Shifting to West Africa, there are a pair of articles detailing the tensions between pastoralists and nomads in Nigeria. It is an on-going argument whether the tensions in Nigeria are religious (Christian v. Muslim) or territorial.
The official report is out on Flight MH370 which was bound for Beijing when it disappeared over the Indian Ocean. You probably remember that CNN covered this ad nauseam for a month or two. SPOILER ALERT: the plane might have been hijacked.
Shifting to terrorists we can identify, ISIS’ manipulation of the mentally ill seems to have paid dividends. Turning the mentally ill into their footsoldiers makes stopping lone wolf attacks about as daunting as Ricardo Montalban promised in Naked Gun (be nice if there was a hyperlink, but YouTube failed me. But just go ahead and rent the whole movie).
Are you one of those Americans who can’t figure out where to stand on the whole Israel/Palestine issue (if you are, do us all a favor and hold off running for office or, at least, pontificating on it until you understand the established positions of both sides)? Two ways of reporting this: “Two Palestinian Teenagers Arrested By Israeli Border Police, May Have Been Beaten” or “Two Palestinian Teens Caught Sneaking Into Israel with Bag of Homemade Machine Guns.”
Everyone loves a civil rights hero. That said, civil rights heroes often possess an (understandably) narrow aperture when it comes issues outside their lane. Martin Luther King Jr. called the US government “the greatest purveyor of violence in the world today” which ignored the evils of Khrushchev, Ho Chi Minh and Mao Zedong’s one-year old Cultural Revolution (for starters). Ghandi’s advice to Winston Churchill? “This manslaughter must be stopped. You are losing; if you persist, it will only result in greater bloodshed. Hitler is not a bad man.” Ghandi’s advice to the Jews? “Hitler killed five million Jews. It is the greatest crime of our time. But the Jews should have offered themselves to the butcher’s knife. They should have thrown themselves into the sea from cliffs. As it is, they succumbed anyway in their millions.” Nelson Mandela’s African National Congress (ANC) was closely aligned for decades with the South African Communist Party, even receiving military training from the Soviets.
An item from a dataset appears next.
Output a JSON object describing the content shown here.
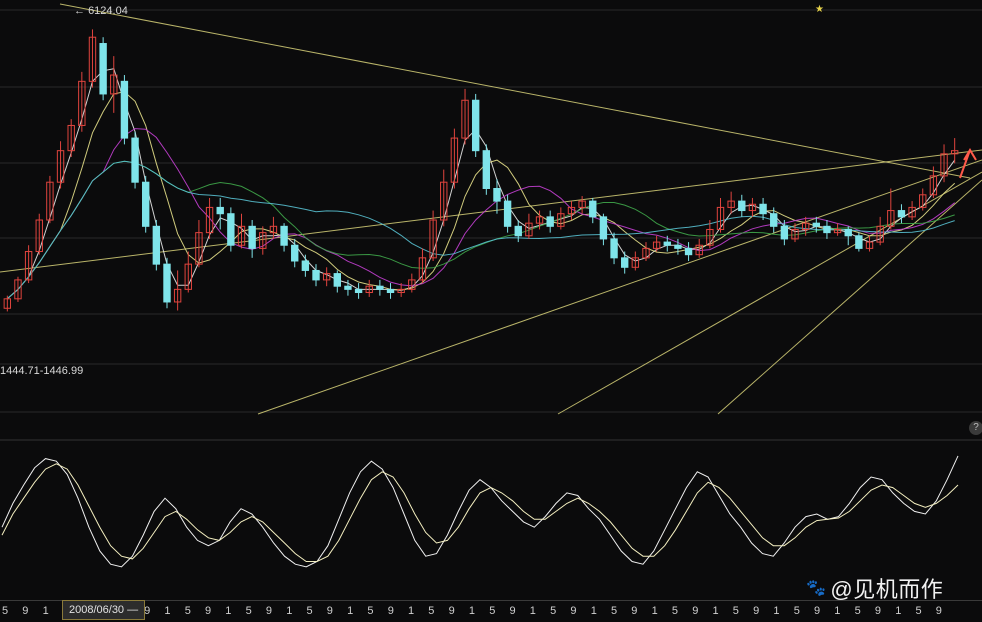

In that light, it is not surprising, but no less disappointing, that Nelson Mandela’s grandson will invite Palestinian provocateur Ahed Tamimi to South Africa to receive a special award for “bravery, resistance and being a symbol of hope for millions.” Tamimi is maybe the most vocal member of an activist family, one of whom was the mastermind behind the 2001 Sbarro massacre which killed 15 people.
How does Syria’s actions and the ensuing jihadist reactions intersect with Israel’s security?
Care to tell the NY Times how your time in the military has impacted your views on race? The Times’ angle appears to be praising the military as a tool of social engineering; hopefully your views conform. Maybe it’s time we ask Times staffers how their time at the Gray Lady has impacted their views on race?